High school junior Brianna "Bri" Jackson is an aspiring MC working toward her dream of rap superstardom. When Bri enters the Ring for her first rap battle, she annihilates her competition. Her victory is short-lived, though, when she's assaulted the next day by the security guards at her school. While the video of Bri's performance in the Ring should be going viral, a video of her assault gains traction instead.
Coretta Scott King and Printz honoree Angie Thomas's second novel, On the Come Up, seems to be garnering as many accolades as her first, The Hate You Give: it's a Spring 2019 Kids' Indie Next Great Reads title, and was shortlisted for the U.K. and Ireland's Books Are My Bag Reader Award. Thomas's work is multifaceted and unusual; intimate details of life in an underserved and impoverished community are combined with the unjust social and physical brutalities those communities face at the hands of presumed protectors. This book gazes directly at the deeply emotional, moral challenges teens like Bri face when they are trying to come up. --Breanna J. McDaniel, freelance reviewer
Love from A to Z
by S.K. Ali
Two Muslim teens, Adam and Zayneb, have each, independently, spent years writing journals inspired by an ancient book called The Marvels of Creation and the Oddities of Existence.
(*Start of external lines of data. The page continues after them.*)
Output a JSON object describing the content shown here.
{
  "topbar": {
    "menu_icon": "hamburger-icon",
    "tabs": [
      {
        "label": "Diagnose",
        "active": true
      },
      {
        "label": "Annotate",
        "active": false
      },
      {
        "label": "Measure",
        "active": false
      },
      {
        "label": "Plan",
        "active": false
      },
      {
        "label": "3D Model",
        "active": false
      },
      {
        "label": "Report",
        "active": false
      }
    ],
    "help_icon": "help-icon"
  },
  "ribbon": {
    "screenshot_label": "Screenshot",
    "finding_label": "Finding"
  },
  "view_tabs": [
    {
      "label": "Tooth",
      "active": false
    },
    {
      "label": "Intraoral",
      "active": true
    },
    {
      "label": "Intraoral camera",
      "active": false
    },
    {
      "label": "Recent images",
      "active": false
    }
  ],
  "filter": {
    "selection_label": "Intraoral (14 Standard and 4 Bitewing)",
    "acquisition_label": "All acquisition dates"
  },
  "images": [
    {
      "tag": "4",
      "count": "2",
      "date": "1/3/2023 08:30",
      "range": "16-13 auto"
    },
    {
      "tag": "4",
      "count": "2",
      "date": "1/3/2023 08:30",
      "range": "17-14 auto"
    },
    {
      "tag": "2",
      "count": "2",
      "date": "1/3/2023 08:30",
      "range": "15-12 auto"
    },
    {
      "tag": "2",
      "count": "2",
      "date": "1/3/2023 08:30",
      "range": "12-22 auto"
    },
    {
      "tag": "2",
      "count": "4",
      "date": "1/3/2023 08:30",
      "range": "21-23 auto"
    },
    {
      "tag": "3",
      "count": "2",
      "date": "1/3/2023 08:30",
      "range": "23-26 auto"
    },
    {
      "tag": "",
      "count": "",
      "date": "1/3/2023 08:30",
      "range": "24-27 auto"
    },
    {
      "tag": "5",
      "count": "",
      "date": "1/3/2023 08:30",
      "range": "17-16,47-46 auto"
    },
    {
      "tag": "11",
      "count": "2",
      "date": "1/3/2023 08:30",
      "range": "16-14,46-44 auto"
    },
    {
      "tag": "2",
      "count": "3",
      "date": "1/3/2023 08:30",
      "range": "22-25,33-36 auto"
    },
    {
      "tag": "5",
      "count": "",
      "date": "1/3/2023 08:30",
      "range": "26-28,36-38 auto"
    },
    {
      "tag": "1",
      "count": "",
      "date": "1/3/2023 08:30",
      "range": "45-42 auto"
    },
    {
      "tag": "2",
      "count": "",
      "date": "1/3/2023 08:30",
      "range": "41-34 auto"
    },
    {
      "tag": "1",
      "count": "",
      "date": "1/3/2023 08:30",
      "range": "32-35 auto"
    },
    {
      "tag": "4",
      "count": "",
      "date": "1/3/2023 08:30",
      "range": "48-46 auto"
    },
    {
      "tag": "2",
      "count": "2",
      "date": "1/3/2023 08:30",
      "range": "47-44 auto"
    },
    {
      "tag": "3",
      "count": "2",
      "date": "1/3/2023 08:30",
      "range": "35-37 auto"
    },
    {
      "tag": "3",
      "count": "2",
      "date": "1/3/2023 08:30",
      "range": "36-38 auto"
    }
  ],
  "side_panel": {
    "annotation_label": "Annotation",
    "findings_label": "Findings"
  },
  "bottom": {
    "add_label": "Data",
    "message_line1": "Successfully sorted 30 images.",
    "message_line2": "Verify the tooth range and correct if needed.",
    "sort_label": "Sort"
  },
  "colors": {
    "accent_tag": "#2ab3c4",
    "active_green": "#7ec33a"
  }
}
In an odd and marvelous case of serendipity, the two meet on their way to Doha, Qatar. Adam, 18, has stopped going to classes at his university in London after receiving a life-changing piece of news. Now he's going home to Doha to--maybe--share his news with his sister and his dad. Zayneb, also 18, is visiting her aunt in Doha after getting suspended from her Indiana high school for confronting an Islamophobic teacher.
In Love from A to Z, S.K. Ali (Saints and Misfits) once again takes an unflinching and moving look at the intricacies of life as a Muslim teen in an imperfect, multi-cultural world. Beautiful. --Emilie Coulter, freelance writer and editor